Since we joined the EC in 1973 it would be fair to say that we have been reasonably well treated as regards the allocation of regional funds. However, the internal distribution of those funds has been neither fair nor equitable. It can be said that certain areas of the country did fairly well while others were extremely badly treated. I refer in particular to the north west.
It may be argued that the west in general has been designated as a deprived area, and has been allocated higher headage and forestry grants than other regions. However, on closer examination of the facts reveal that larger grants have meant that people have merely kept their heads above water and their lot has not been improved to any appreciable extent. The reason for this is clear. Lack of political will and bureaucratic centralisation have been the culprits. EC moneys have been retained in central funds and were doled out, not on the grounds of need and equity, but on the basis of ministerial and political clout. They were not used to alleviate deprivation but to purchase votes. This may be unpalatable but it must be said. However, at least there would appear to be light at the end of the tunnel.
Under the terms of the Programme for National Recovery, the Government are committed to introducing integrated rural development pilot schemes. This is not a new development in the EC, as the Community has already funded various IRD schemes in other European areas. The scheme nearest to us and most comparable to our conditions was introduced in West Lothian in Scotland.
First, we must define integrated rural development. The main tenets of IRD involve the granting of aid to all structures in a rural community — agriculture, industry, tourism, infrastructure and services. The key word is "integrated". This will avoid the old piecemeal approach. Decisions on the programme to be followed will come from within the areas themselves. Decision-making administration will be decentralised leaving the operation of the scheme in the hands of those on the ground. Co-ordination of policy making will mean that all initiatives will be harmonised, cohesively and mutually re-enforcing. The key word here is "cohesion". Central to all decisions will be the global problems of the region. Selectivity of integration will not be tolerated.

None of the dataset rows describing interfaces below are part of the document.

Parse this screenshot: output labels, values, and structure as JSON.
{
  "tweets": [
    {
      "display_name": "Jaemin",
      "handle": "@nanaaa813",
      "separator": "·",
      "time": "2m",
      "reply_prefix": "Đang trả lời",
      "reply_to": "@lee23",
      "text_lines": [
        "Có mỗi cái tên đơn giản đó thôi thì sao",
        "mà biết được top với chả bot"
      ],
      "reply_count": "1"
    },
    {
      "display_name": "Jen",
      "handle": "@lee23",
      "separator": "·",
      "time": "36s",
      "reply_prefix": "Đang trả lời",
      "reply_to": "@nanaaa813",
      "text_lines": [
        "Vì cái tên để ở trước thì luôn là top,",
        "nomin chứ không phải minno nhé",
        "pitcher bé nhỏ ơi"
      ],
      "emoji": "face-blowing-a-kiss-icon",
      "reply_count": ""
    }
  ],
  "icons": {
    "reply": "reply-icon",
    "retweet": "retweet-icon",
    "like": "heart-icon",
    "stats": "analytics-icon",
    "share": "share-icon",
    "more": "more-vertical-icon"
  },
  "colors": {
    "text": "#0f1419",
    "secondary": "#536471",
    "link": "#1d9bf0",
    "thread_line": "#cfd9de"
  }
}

The question now arises as to which areas will be selected for the pilot scheme. There is a wide choice and every area will be able to put up a strong case for itself. I suppose it is inevitable that I shall make a case for the north west region, or failing that for an entire county, Leitrim. I know I will be immediately accused of parochialism but if fighting for a county which has been shamefully treated for many years results in my being called parochial then I will gladly accept the tag. In any case, I am sure the House will see that my case is justified.
County Leitrim fits into every set of criteria laid down by the EC for inclusion in the Delors Plan. The county is 93 per cent rural and 7 per cent urban. Its youth population is being eroded daily because of emigration, as there is no alternative. There is a grave danger that there may not be a new viable generation and we would end up with an almost totally ageing and dependent population. There are regional disparities within the county also. The better land, the larger population and the greater number of industries are in the south. In the north of the county the population is disappearing at an alarming rate.

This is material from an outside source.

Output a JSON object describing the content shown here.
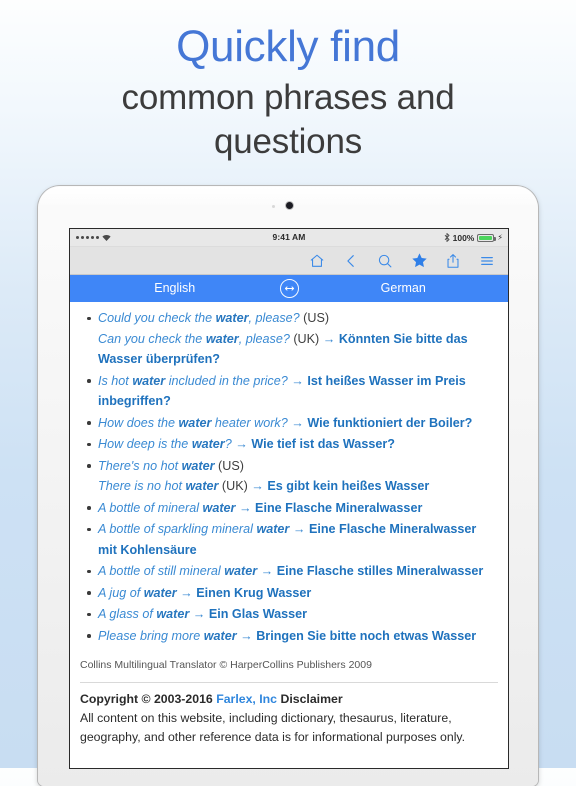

When one contemplates disintegration of an entire county one's first reaction is incomprehension, then disbelief and finally anger. For those of us who know the situation and are daily confronted with the bald statistics the final stage of anger is not difficult to understand. Perhaps the most galling fact of all is that the situation can be reversed by a simple act of political will. Leitrim's population of 27,000 people, the diversity of small scale activity in the county and the fact that there is a disincentive geographically makes it ideal for this scheme, it is small enough to be easily monitored, yet large and diverse enough to be a useful test of the philosophy of integrated development. The county is blessed with wonderful and committed county development team. Also, almost every parish has a development organisation funded by people who, despite fighting odds, still fight, hope and plan.
I refer to two recent reports. The 1987 report of An Foras Talúntais states that: The core problem in rural areas is a high dependence on farming and a lack of non-farm occupational opportunities. I also refer to the Irish Farmers' Association report of January 1988 entitled "Proposals for Re-assessment and Reforms of Policy on Regional Development". The report calls for: (1) the establishment of a regional authority; and (2) financial autonomy and direct access to funds. Both of these authoritative and comprehensive reports make an unanswerable case. My only difference with them would be on the question of scale at this stage. A region might be a bit unwieldy for a pilot scheme and hence my proposal for an area of manageable proportions and unquestionable need, namely, Leitrim.

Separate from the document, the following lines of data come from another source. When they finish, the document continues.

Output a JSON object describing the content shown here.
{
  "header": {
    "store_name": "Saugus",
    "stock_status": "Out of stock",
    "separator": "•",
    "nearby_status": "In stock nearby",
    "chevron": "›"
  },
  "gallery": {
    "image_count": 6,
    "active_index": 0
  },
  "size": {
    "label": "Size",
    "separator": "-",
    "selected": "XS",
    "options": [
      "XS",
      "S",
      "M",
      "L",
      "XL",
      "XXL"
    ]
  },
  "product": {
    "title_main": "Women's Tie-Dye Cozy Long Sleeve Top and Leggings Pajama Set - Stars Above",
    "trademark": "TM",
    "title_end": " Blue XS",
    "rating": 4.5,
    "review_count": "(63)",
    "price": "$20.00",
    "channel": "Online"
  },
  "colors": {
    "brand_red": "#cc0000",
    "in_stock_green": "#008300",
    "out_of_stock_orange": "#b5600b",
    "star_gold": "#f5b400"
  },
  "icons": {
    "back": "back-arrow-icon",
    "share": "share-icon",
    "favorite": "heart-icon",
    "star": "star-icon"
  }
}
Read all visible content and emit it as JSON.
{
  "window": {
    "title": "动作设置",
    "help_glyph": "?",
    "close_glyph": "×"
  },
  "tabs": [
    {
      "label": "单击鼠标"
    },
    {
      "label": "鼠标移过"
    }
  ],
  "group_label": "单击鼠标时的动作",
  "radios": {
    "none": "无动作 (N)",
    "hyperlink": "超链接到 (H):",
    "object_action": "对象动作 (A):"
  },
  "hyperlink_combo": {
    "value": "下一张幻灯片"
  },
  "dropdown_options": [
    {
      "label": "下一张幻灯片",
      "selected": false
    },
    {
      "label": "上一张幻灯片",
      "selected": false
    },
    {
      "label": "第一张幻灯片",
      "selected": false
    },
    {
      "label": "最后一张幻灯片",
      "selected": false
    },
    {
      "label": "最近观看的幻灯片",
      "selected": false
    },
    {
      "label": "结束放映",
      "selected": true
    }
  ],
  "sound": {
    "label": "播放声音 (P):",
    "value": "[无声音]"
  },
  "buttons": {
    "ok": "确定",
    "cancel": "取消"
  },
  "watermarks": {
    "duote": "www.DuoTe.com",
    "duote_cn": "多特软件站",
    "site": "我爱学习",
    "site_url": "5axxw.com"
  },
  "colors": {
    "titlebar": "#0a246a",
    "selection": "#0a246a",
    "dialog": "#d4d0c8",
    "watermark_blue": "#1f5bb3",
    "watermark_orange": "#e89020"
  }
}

I referred earlier to the West Lothian region of Scotland as an example of the IRD at work on a pilot basis. Reading the interim report on their progress, one is immediately struck by a similarity to the north west and areas like Leitrim. Their aims are: the provision of increased employment by attracting new industry; the encouragement of indigenous potential; the development of tourism industry; the updating of the infrastructure; and the removal of all forms of environmental dereliction, thereby making their area more attractive to tourists and industry. Above all, they will provide an integrated and competent marketing structure for the entire region. One might easily be talking of an area like County Leitrim. That is the case I would like to make for the inclusion of Leitrim in a pilot scheme for the integrated development programme.